Few expected Jack Sock to perform as he did at the Nitto ATP Finals at the O2, where the top eight ranked players in the world contest the season finale.
Despite being the lowest-ranked player there, the American reached the semi-finals and lit up a tournament that was missing some of tennis’ biggest names.
The men’s game has enjoyed a golden era over the last decade, with four players – Roger Federer, Rafael Nadal, Novak Djokovic and Andy Murray – peaking together and distancing themselves from the rest of the field.
There has only been one Grand Slam final since the 2005 Australian Open where none of this aforementioned quartet were involved. That was at the 2014 US Open, where Marin Cilic overcome Kei Nishikori.
But change is imminent. All four are 30 or over, Federer is nearer to 40 while the rest seem otherwise distracted by injury or personal issues.
High-class tennis players are emerging, such as the 20 year-old German Alexander Zverev, who is currently ranked No.3, but there will be four very big holes to fill once that elite group step off the circuit.
Those gaps appeared at the ATP Finals. Only Nadal and Federer participated, with the Swiss disappointed by his semi-final exit while the Spaniard’s knee could only last one match before forcing him to withdraw.
But a personality did emerge. Sock only qualified at the last opportunity, his Paris Masters title coming days before the start of the tournament, and subsequently lifting him to No. 8 in the rankings.
“I shouldn’t have been here in the first place”, confessed the 25 year-old Nebraskan. Only a tournament victory in France would have been enough for Sock – who ended October ranked 24th – and defeating Serbian qualifier Filip Krajinovic in the final meant he took the final spot at The O2 at the expense of Spain’s Pablo Correno Busta.
And once in London, Sock captured the hearts of the crowd with his free-wheeling and sometimes thrilling tennis.
The final match of the Boris Becker group between Sock and Zverev was effectively a quarter-final, with the winner finishing second in the group and qualifying for the semis.
The German had the momentum heading into the deciding set, but Sock’s combination of power and delicate touches proved too much for the youngster.
Delightful drop shots were immediately followed by smash returns off Zverev’s serve. Sock’s 6-4 1-6 6-4 victory was well earned despite suggestions that Zverev choked.
Playing for fun
Tennis is a very calculated game, but Sock’s informal attitude seemed to be his trump card.
“I talked to my coach [Jay Berger] and we said, screw it, take the pressure off yourself, go have fun on court again.”
And fun was had. During his opening match – a 6-4 7-6 defeat to Federer, the American scooped up a ball for the world No.2 to easily volley for the point.
It was here that Sock turned round and ‘presented’ his behind as a target for the Swiss.
But while he may have a care-free attitude and is often seen sporting merchandise of his beloved Kansas City Chiefs or ploughing down the fairway on the golf course, Sock is far from the stereotypical jock we may imagine him to be.’

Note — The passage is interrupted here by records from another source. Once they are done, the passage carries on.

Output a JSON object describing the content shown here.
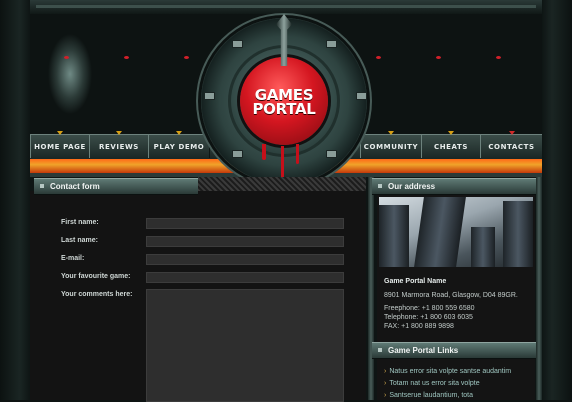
{
  "logo": {
    "line1": "GAMES",
    "line2": "PORTAL"
  },
  "nav": [
    {
      "label": "HOME PAGE"
    },
    {
      "label": "REVIEWS"
    },
    {
      "label": "PLAY DEMO"
    },
    {
      "label": "COMMUNITY"
    },
    {
      "label": "CHEATS"
    },
    {
      "label": "CONTACTS"
    }
  ],
  "contact": {
    "title": "Contact form",
    "fields": [
      {
        "label": "First name:"
      },
      {
        "label": "Last name:"
      },
      {
        "label": "E-mail:"
      },
      {
        "label": "Your favourite game:"
      },
      {
        "label": "Your comments here:"
      }
    ]
  },
  "address": {
    "title": "Our address",
    "name": "Game Portal Name",
    "street": "8901 Marmora Road, Glasgow, D04 89GR.",
    "freephone": "Freephone:   +1 800 559 6580",
    "telephone": "Telephone:   +1 800 603 6035",
    "fax": "FAX:           +1 800 889 9898"
  },
  "links": {
    "title": "Game Portal Links",
    "items": [
      "Natus error sita volpte santse audantim",
      "Totam nat us error sita volpte",
      "Santserue laudantium, tota"
    ]
  },
  "colors": {
    "accent": "#ff7a1a",
    "logo_red": "#d41620",
    "panel": "#131313"
  }
}
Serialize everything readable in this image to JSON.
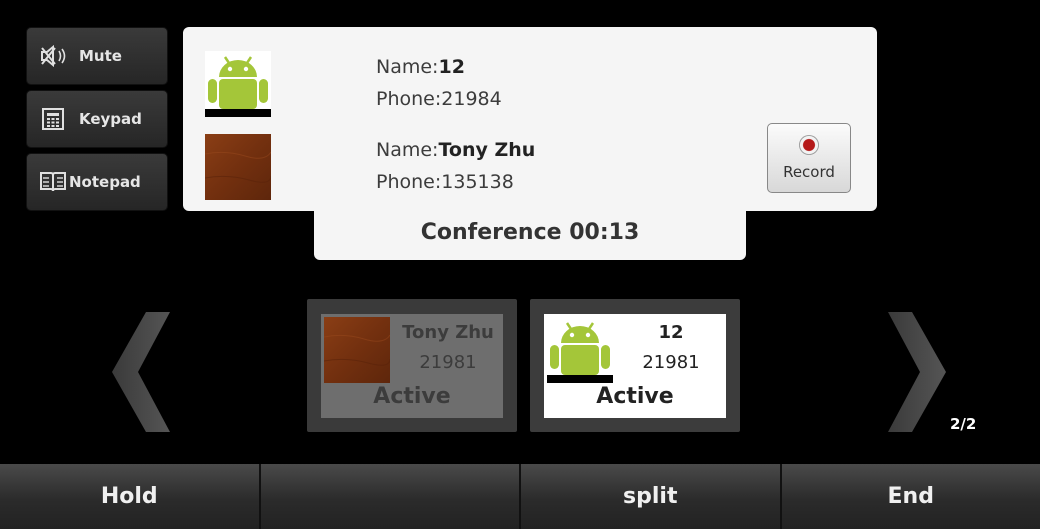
{
  "side_buttons": {
    "mute": "Mute",
    "keypad": "Keypad",
    "notepad": "Notepad"
  },
  "conference": {
    "parties": [
      {
        "name_label": "Name:",
        "name": "12",
        "phone_label": "Phone:",
        "phone": "21984",
        "avatar": "android-icon"
      },
      {
        "name_label": "Name:",
        "name": "Tony Zhu",
        "phone_label": "Phone:",
        "phone": "135138",
        "avatar": "leather-texture"
      }
    ],
    "record_label": "Record",
    "status": "Conference 00:13"
  },
  "calls": [
    {
      "name": "Tony Zhu",
      "number": "21981",
      "state": "Active",
      "selected": false
    },
    {
      "name": "12",
      "number": "21981",
      "state": "Active",
      "selected": true
    }
  ],
  "page_indicator": "2/2",
  "softkeys": [
    "Hold",
    "",
    "split",
    "End"
  ],
  "colors": {
    "card_bg": "#f5f5f5",
    "record_red": "#b51a1a",
    "android_green": "#a4c639",
    "leather": "#7a3512"
  }
}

‘He can’t even legally drink a beer in the US’ – Sock on Zverev
Always respectful of opponents, Sock’s sensitivity was displayed during the press conference following his victory over Zverev. When asked whether he thought the German had choked, Sock was embarrassed, smiling awkwardly as Zverev was still fulfilling media commitments at the back of the room.
Not wanting to disrespect his opponent, the Nebraskan answered other questions before diplomatically responding once the young German had left the room and shut the door behind him.
“It’s tough. The guy is 20 years old. He’s played some absolutely outstanding tennis in his career. I mean, he can’t even legally drink a beer in the US and he’s three in the world”
Aside from his obvious ability as a tennis player, Sock showed his decency as a man.
The run ends
Inevitably, the American’s run had to end, losing 6-4 0-6 3-6 at the semi-final stage to the eventual champion, Bulgarian Grigor Dimitrov.
“When you play a guy [Dimtrov] of that calibre you can’t give him that many opportunities. He took advantage today… really stepped up his level and came up with some pretty crazy shots in the third set.”
“I nuked a return to his feet but he had an unreal pick-up. There’s a reason he has been playing consistently all year, that’s why he’s in the final.”
Next year could be the one when male American tennis finds its rhythm once again. Not since Andy Roddick, Sock’s fellow Nebraskan, has a player from the US made such an impact on the men’s game.
With the big four loosening their grip on their global dominance, breaking into the top 10 is only the start, with high ranking places and tour titles within reach.
But for Sock that is all the other side of a well-deserved break.
“I don’t want to talk about next year, I just want to go play golf.”
Ed Krarup worked in media liaison during the Nitto ATP Finals at the O2.